Project Aware aims to use the data divers record to find out the types and quantities of materials collected globally. That’s why it’s important to log what you find on your dives on their website or in their app. This helps Project Aware input all this information into their data base. Read more here.
Following our dive, we tested the water quality at our dive site: Mango Bay. We tested the nitrate, phosphate, oxygen, and carbon levels in the water. Fish, and other marine life organisms in the coral ecosystem need healthy levels of these to sustain life. We learned in our presentation given by Master Divers instructor, Hayley Pearce, if you see a thin layer of algae on coral reefs around Koh Tao, or even feel the slimy green layer with your feet at the surrounding beaches it’s because the sewage waste is pumped directly into the ocean from the island.
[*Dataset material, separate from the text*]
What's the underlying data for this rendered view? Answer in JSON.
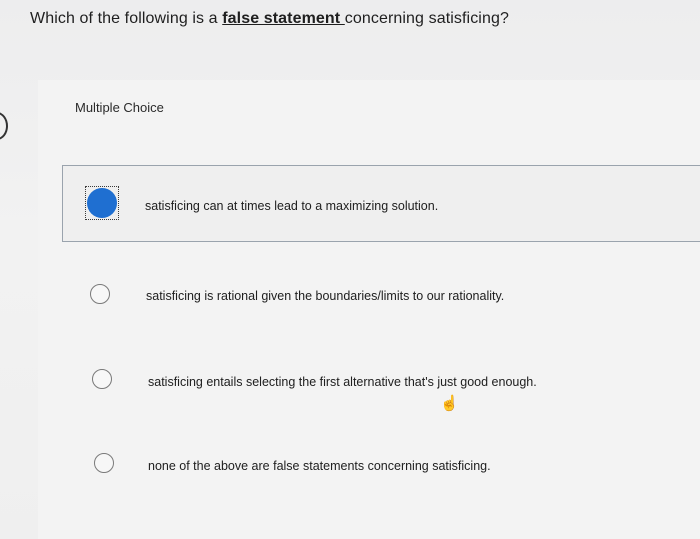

Studies have been done and humans produce a certain level of nitrogen (nitrate 15). When our feces is introduced into the ocean ecosystem, it’s no wonder that a thin layer of algae forms on the surface of the nearby water. This has caused several species of fish to have to adapt to survive.
For example, bottom feeders have been seen behaving different by hunting closer to the water surface. Interestingly enough, once a coral reef is introduced into this sort of change, it is more likely to survive future changes. Similar to that of our immune system and how we might react to multiple exposures of chicken pox (once you have it - you can not get it again) thus becoming stronger and better able to adapt and withstand future attacks.
Where to stay on Koh Tao
From our experience, we like to use Hostel World to check out potential hostels, then check other booking websites like Booking.com to make our reservations. Sometimes we also message hostels directly to get a better price. We also like to use Airbnb to book accommodations if its a better deal than hostels. Clicking on either of the icons will give you a deal with either of the sites, but are affiliate links so we earn a small commission.
Dorm Bed: $9 USD
Private Rooms: $31+ USD
Amenities: Free Water Refills, Coffee, Thai/English speaking, 5 minute walk to dive shops
We chose Nirvana Guesthouse because it's super close to Mae Haad Pier where most of the dive shops are located. Since our main focus was to do eco diving in Koh Tao, we wanted lodging with a short walk to the dive shops. If you're looking to do some more partying then we recommend you stay closer to Sairee Beach.